After spending much of the first 59 minutes behind, the resilient Sabres scored twice in the final five minutes and then completed the comeback with a 5-4 shootout victory over Montreal on Friday, spoiling Guy Carbonneau's debut as Canadiens head coach.
"It's not a situation we want to be in every game," the Sabres' co-captain said with a big grin. "But it's definitely a lot of fun. ... We found a way to win. We're not quitters."
Maxim Afinogenov forced overtime by scoring with 15 seconds left in regulation and then scored the only goal the Sabres needed in the shootout, roofing a shot just inside the top left corner past flat-footed goaltender Cristobal Huet.
After Alex Kovalev's shot hit the post on Montreal's second shootout opportunity, Buffalo's Thomas Vanek sealed the win with a snap shot.
"We weren't going to stop no matter what," said Vanek, who added two assists in regulation. "We had to find a way."
The Sabres won by overcoming three two-goal deficits, including two in the third period.
They won despite a fizzling power-play that failed on all five chances. And they got a booing crowd - unhappy with the officials, who called three penalties on Buffalo during a 74-second span in the third period - on its feet.
Briere, Jiri Novotny and Jason Pominville also scored in regulation, giving Buffalo both its second come-from-behind and shootout victory of the season.
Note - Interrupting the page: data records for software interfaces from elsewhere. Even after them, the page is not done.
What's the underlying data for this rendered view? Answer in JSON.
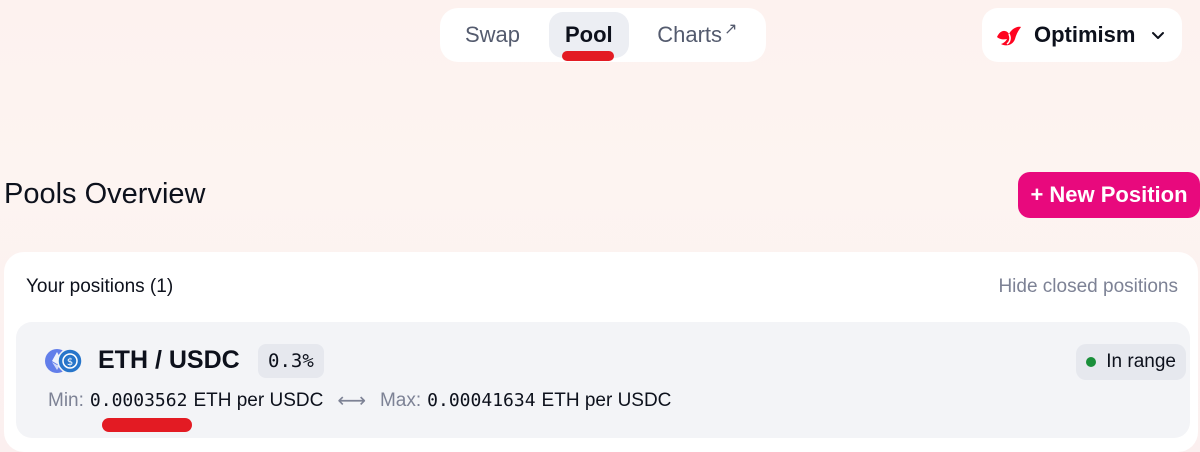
{
  "nav": {
    "items": [
      {
        "label": "Swap"
      },
      {
        "label": "Pool",
        "active": true
      },
      {
        "label": "Charts",
        "external_icon": "arrow-up-right-icon"
      }
    ]
  },
  "network": {
    "label": "Optimism",
    "icon": "optimism-logo-icon",
    "chevron": "chevron-down-icon"
  },
  "page": {
    "title": "Pools Overview"
  },
  "new_position": {
    "label": "+ New Position",
    "color": "#e8097d"
  },
  "positions": {
    "header": "Your positions (1)",
    "hide_closed": "Hide closed positions",
    "items": [
      {
        "pair": "ETH / USDC",
        "fee": "0.3%",
        "status": "In range",
        "status_color": "#1a8f3a",
        "min_label": "Min:",
        "min_value": "0.0003562",
        "min_unit": "ETH per USDC",
        "max_label": "Max:",
        "max_value": "0.00041634",
        "max_unit": "ETH per USDC"
      }
    ]
  },
  "annotations": {
    "highlight_color": "#e31b23"
  }
}
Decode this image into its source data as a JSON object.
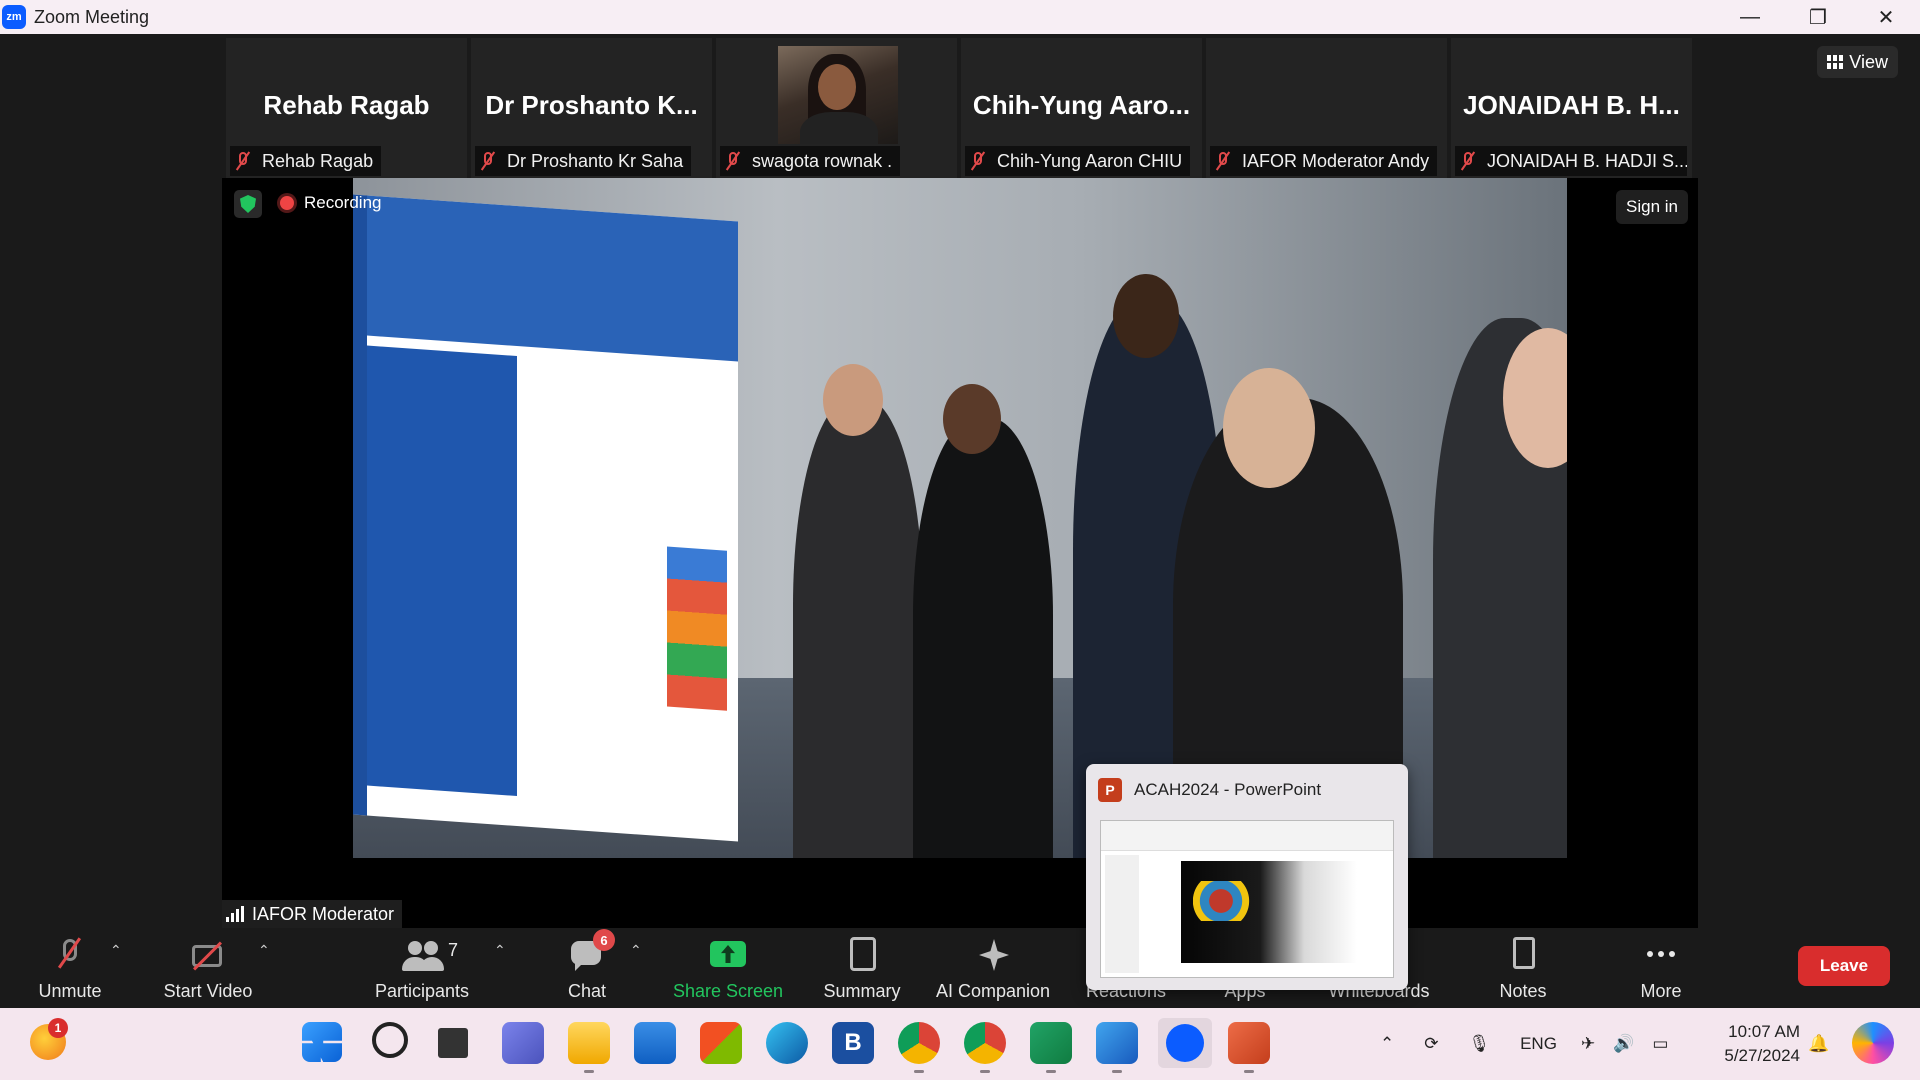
{
  "window": {
    "title": "Zoom Meeting",
    "logo_text": "zm",
    "controls": [
      "—",
      "❐",
      "✕"
    ]
  },
  "gallery": [
    {
      "big_name": "Rehab Ragab",
      "label": "Rehab Ragab",
      "muted": true,
      "has_video": false
    },
    {
      "big_name": "Dr Proshanto K...",
      "label": "Dr Proshanto Kr Saha",
      "muted": true,
      "has_video": false
    },
    {
      "big_name": "",
      "label": "swagota rownak .",
      "muted": true,
      "has_video": true
    },
    {
      "big_name": "Chih-Yung Aaro...",
      "label": "Chih-Yung Aaron CHIU",
      "muted": true,
      "has_video": false
    },
    {
      "big_name": "",
      "label": "IAFOR Moderator Andy",
      "muted": true,
      "has_video": false
    },
    {
      "big_name": "JONAIDAH B. H...",
      "label": "JONAIDAH B. HADJI S...",
      "muted": true,
      "has_video": false
    }
  ],
  "view_button": "View",
  "main_video": {
    "recording_label": "Recording",
    "sign_in": "Sign in",
    "speaker_name": "IAFOR Moderator"
  },
  "toolbar": {
    "unmute": "Unmute",
    "start_video": "Start Video",
    "participants": "Participants",
    "participants_count": "7",
    "chat": "Chat",
    "chat_badge": "6",
    "share_screen": "Share Screen",
    "summary": "Summary",
    "ai_companion": "AI Companion",
    "reactions": "Reactions",
    "apps": "Apps",
    "whiteboards": "Whiteboards",
    "notes": "Notes",
    "more": "More",
    "leave": "Leave",
    "share_color": "#22c55e",
    "leave_color": "#d92d2d"
  },
  "popup": {
    "title": "ACAH2024 - PowerPoint",
    "icon_letter": "P"
  },
  "taskbar": {
    "notification_badge": "1",
    "language": "ENG",
    "time": "10:07 AM",
    "date": "5/27/2024",
    "apps": [
      "windows-start",
      "search",
      "task-view",
      "teams",
      "file-explorer",
      "mail",
      "store",
      "edge",
      "b-app",
      "chrome",
      "chrome-profile",
      "excel",
      "word",
      "zoom",
      "powerpoint"
    ]
  }
}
The Sabres rallied from a 2-1 deficit for a 3-2 shootout victory in their season opener at Carolina on Wednesday.
Saku Koivu had two goals and an assist for Montreal, while Chris Higgins had a goal and two assists and Michael Ryder added a goal and an assist. The loss spoiled Guy Carbonneau's debut as Montreal's coach.
"It's always frustrating, but we've got to learn from it," Carbonneau said. "There's breakdowns, it happens, and when you play against a team like that they make you pay."
The Canadiens appeared to have the game in hand several times, the last when Koivu scored - converting Kovalev's pass through the crease - during a two-man advantage with eight minutes left to put Montreal up 4-2.
"When you have a 4-2 lead and less than five (minutes) to go, you don't come up with two points, it's very disappointing," Koivu said. "But at the same time, you have to try to take all the positive things out of the game."
The Sabres responded four minutes later on what began as an innocent play following a face-off just inside their blue-line.
Buffalo defenceman Dmitri Kalinin got the puck and hit Briere, who was already breaking up the ice. Briere split two defenders and snapped a shot through Huet's legs.
The tying goal came with the Sabres' net empty and was set up when Briere and Chris Drury dug the puck out from behind the Montreal net. Drury fed it in front to Vanek, whose shot dribbled under Huet, allowing Afinogenov to poke it in the open side.
"It shows the character of our team," said Sabres goalie Ryan Miller, who stopped 23 shots, and foiled Ryder on Montreal's first shootout attempt. "We feel like we can play the entire game even when things don't go our way."
Notes: The Canadiens, who play at Toronto on Saturday, open with a three-game road trip before hosting Ottawa on Oct. 14. ... Despite their success last season in reaching the Eastern Conference final, the Sabres' average ticket price of US$30.07 is third-lowest in the NHL, according to Team Marketing Report. Buffalo's season-ticket base of about 14,500 has more than doubled from last year. ... Canadiens D Craig Rivet played his 600th career game.